What is being asked -
Would you pull out every line of the material that contains the string "https"?

[Source information Boundary: Start]

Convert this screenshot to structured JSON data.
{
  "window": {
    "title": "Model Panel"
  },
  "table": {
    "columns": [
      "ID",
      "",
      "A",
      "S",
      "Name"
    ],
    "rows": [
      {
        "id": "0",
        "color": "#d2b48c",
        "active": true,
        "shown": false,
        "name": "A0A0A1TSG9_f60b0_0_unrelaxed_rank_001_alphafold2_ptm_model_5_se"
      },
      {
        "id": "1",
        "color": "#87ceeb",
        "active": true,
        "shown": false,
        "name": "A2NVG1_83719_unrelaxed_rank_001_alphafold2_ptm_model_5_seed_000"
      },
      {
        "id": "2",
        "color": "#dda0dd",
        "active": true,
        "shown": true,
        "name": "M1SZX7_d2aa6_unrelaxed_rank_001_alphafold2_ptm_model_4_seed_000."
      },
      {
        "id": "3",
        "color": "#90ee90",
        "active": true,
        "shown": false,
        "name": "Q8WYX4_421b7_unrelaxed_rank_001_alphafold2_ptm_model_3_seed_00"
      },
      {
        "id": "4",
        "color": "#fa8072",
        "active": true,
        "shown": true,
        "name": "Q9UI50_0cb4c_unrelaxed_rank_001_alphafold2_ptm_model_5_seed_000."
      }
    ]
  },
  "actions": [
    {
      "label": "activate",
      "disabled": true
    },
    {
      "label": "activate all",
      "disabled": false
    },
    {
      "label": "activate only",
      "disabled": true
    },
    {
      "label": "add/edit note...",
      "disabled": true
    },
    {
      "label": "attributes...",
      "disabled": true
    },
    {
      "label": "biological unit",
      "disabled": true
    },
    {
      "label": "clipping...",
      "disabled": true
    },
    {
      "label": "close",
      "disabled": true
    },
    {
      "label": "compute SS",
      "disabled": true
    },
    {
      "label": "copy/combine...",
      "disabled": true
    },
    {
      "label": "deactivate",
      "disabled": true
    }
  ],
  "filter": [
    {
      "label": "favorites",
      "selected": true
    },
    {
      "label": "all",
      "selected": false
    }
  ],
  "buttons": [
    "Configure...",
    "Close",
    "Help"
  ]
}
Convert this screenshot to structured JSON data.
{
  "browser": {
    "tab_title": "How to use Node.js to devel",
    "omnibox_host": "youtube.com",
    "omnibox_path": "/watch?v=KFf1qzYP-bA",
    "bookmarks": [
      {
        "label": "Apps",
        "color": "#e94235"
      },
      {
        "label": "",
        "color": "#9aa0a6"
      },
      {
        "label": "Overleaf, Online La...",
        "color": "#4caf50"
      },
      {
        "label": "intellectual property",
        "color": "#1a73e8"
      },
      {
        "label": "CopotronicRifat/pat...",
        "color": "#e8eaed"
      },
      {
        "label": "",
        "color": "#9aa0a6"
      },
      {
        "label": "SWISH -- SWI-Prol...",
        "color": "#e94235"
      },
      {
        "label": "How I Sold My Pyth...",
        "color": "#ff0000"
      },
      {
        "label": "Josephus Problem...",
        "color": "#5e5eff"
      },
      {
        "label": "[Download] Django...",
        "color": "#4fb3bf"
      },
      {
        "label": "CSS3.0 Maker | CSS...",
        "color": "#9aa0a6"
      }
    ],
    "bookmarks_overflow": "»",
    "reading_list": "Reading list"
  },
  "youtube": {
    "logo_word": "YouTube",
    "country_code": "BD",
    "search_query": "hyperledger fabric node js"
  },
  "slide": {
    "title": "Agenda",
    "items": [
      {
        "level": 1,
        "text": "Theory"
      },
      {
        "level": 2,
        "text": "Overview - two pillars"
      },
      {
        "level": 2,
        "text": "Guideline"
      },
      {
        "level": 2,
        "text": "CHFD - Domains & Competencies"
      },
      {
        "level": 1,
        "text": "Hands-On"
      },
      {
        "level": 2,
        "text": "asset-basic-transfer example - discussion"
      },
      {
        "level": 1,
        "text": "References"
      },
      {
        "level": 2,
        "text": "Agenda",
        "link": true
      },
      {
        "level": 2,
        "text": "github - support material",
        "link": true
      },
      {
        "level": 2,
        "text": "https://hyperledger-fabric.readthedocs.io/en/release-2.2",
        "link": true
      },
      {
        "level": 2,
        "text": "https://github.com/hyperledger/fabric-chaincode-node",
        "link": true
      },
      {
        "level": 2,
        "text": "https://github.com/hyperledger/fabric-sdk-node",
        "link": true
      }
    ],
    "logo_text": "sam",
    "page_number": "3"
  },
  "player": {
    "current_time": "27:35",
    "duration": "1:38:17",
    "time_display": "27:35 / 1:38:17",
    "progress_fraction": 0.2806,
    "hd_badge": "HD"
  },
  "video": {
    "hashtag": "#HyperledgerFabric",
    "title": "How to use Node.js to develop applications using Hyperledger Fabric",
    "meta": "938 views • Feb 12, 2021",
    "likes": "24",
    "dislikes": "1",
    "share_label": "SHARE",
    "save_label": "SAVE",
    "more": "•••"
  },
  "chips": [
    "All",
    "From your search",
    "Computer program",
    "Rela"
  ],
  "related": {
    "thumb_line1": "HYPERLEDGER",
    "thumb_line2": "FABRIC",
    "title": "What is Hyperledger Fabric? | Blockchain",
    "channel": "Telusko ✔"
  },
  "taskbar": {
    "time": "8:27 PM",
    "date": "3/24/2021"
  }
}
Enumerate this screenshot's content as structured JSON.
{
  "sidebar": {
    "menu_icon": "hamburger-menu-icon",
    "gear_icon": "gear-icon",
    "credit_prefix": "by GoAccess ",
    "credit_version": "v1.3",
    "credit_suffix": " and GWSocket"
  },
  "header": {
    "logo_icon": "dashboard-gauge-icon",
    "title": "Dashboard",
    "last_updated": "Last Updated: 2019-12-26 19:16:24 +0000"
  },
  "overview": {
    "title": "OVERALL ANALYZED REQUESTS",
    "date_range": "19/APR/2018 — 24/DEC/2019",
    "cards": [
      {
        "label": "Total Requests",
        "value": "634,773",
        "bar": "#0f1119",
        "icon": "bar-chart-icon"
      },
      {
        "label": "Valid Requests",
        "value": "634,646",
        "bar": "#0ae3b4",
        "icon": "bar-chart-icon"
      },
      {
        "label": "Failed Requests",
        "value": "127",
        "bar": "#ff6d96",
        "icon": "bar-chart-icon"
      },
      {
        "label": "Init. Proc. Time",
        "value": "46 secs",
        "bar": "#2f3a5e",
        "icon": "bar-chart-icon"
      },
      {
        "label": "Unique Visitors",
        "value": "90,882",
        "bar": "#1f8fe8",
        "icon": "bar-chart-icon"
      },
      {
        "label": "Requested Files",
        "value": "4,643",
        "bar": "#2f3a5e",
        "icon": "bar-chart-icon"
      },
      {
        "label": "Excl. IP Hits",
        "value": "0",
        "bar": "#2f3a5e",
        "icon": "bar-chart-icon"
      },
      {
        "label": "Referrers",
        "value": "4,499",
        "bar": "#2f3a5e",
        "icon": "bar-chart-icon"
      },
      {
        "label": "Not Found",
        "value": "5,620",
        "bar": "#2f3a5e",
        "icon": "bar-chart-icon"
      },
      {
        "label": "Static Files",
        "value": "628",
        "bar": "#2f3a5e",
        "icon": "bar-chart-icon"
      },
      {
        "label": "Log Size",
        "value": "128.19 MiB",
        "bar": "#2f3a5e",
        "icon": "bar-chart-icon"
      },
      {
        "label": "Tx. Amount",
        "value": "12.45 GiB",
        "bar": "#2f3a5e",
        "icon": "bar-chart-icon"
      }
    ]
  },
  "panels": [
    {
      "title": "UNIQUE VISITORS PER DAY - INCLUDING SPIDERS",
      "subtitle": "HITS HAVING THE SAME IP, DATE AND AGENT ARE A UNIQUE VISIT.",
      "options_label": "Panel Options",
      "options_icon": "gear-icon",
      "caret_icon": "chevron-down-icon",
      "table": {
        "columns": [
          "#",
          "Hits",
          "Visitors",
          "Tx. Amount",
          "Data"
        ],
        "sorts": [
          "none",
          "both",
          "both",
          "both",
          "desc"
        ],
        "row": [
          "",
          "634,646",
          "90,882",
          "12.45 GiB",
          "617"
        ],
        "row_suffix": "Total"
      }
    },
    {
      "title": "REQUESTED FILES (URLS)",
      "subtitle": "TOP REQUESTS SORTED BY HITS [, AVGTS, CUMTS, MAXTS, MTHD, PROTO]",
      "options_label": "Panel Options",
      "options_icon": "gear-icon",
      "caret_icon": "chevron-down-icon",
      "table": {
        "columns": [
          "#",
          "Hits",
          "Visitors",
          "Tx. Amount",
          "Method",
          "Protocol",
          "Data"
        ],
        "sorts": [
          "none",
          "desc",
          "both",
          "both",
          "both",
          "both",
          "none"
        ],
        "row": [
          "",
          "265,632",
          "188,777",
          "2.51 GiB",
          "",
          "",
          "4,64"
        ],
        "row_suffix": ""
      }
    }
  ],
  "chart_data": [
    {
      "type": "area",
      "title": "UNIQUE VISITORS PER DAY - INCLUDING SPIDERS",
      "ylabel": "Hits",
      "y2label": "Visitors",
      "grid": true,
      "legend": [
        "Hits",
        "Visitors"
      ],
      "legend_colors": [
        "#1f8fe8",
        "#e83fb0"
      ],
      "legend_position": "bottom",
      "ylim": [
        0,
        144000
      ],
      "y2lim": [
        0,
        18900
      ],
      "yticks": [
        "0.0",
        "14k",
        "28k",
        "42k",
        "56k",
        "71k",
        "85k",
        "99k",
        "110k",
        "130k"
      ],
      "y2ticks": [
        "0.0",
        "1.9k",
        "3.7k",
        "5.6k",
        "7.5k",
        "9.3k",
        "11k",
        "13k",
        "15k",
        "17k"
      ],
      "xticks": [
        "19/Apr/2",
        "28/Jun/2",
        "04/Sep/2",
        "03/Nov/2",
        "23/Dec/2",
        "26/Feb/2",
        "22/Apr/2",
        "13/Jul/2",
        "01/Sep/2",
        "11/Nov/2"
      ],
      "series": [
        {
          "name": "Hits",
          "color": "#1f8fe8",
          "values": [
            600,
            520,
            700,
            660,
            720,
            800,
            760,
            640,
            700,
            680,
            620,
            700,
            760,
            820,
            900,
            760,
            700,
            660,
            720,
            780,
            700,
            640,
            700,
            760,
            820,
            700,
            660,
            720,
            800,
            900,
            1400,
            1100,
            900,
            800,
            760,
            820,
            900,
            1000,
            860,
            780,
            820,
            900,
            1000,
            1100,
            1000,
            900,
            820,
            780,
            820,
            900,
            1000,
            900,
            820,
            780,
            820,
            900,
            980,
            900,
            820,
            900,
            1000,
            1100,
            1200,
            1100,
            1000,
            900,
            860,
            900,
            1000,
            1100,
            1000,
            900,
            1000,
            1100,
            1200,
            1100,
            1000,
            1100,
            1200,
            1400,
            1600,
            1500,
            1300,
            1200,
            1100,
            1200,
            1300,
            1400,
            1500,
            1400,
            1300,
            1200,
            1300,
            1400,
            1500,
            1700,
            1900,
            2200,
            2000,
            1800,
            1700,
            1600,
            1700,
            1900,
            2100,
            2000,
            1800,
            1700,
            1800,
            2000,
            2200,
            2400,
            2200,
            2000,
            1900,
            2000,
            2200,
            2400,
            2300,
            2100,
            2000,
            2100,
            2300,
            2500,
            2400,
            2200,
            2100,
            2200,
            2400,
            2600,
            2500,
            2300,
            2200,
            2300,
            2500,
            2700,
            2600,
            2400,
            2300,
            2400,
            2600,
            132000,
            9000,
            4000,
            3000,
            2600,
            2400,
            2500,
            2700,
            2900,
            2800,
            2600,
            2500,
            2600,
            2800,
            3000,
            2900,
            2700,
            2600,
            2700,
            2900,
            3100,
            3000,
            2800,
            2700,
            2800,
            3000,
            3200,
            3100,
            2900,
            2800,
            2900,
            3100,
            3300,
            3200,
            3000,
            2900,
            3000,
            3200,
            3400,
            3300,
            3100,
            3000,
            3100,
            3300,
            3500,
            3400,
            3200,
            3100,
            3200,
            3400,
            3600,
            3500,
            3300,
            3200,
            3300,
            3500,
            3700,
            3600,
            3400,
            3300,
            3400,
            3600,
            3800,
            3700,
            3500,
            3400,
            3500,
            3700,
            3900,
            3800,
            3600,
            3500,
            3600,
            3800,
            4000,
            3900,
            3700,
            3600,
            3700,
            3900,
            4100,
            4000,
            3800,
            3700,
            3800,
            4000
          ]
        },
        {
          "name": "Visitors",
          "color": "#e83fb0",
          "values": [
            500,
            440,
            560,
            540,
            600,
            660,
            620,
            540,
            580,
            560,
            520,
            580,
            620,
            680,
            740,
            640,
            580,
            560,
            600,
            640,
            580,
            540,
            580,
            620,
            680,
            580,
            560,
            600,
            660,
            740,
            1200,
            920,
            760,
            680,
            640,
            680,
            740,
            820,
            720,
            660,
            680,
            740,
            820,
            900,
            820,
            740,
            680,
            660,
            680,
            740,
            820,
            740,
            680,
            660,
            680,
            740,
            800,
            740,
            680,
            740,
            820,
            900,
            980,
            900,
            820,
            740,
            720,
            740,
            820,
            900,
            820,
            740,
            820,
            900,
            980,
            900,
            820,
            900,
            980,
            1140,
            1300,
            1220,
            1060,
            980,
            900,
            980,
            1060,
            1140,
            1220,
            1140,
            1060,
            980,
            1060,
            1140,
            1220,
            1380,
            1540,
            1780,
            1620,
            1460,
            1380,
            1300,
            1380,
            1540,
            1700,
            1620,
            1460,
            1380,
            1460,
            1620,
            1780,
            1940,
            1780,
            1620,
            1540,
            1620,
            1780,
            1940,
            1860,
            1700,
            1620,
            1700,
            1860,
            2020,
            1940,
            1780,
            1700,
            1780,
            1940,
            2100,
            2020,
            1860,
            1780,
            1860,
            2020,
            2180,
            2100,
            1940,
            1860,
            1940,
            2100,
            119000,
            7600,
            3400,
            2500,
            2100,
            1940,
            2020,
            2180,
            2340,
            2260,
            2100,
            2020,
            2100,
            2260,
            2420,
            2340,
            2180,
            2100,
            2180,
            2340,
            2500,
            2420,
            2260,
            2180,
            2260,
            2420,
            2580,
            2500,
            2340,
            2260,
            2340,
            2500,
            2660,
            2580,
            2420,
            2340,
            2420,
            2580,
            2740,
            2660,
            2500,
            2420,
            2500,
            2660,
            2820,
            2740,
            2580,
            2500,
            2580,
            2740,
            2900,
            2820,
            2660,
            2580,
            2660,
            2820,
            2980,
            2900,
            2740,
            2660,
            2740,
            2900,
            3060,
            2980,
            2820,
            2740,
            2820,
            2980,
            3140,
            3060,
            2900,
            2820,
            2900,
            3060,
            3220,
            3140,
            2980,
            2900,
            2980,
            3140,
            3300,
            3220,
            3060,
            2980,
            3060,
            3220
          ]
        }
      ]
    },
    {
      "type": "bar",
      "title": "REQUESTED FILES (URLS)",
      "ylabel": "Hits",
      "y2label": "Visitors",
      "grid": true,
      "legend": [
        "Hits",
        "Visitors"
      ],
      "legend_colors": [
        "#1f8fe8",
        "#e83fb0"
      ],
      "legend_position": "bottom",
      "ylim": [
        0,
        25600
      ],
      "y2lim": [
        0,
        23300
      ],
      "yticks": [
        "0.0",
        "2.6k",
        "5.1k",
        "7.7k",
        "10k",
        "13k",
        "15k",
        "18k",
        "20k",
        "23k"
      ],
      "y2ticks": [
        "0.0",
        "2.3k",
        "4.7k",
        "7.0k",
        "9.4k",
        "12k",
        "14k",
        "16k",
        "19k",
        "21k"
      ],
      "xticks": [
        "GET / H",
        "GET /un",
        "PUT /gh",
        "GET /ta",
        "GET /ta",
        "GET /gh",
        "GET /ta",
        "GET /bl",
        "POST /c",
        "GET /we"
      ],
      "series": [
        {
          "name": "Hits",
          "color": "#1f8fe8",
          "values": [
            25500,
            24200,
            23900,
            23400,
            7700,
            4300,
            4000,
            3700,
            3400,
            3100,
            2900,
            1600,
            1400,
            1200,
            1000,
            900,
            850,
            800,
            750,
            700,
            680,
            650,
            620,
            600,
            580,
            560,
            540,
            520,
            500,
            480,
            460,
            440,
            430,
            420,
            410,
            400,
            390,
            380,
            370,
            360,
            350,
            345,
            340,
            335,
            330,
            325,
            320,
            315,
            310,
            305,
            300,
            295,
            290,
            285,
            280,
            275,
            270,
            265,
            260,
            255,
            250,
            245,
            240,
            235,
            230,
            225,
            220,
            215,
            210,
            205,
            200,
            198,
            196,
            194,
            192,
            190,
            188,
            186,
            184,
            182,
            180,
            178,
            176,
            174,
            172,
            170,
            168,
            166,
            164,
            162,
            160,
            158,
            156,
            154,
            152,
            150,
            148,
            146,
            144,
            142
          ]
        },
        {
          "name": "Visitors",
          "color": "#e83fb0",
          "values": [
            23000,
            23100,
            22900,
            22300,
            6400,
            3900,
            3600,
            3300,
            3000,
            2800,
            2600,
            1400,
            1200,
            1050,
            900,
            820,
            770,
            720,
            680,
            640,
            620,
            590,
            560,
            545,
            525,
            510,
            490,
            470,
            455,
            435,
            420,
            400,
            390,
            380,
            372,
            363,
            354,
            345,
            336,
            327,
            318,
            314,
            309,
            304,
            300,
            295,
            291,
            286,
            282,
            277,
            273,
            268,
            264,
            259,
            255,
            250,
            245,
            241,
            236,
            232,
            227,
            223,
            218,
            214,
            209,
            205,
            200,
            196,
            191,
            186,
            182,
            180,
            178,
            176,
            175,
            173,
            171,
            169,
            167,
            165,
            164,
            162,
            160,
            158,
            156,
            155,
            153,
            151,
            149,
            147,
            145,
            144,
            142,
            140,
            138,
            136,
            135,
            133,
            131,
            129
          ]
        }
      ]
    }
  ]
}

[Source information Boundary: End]

Result for this task -
        "text": "https://hyperledger-fabric.readthedocs.io/en/release-2.2",
        "text": "https://github.com/hyperledger/fabric-chaincode-node",
        "text": "https://github.com/hyperledger/fabric-sdk-node",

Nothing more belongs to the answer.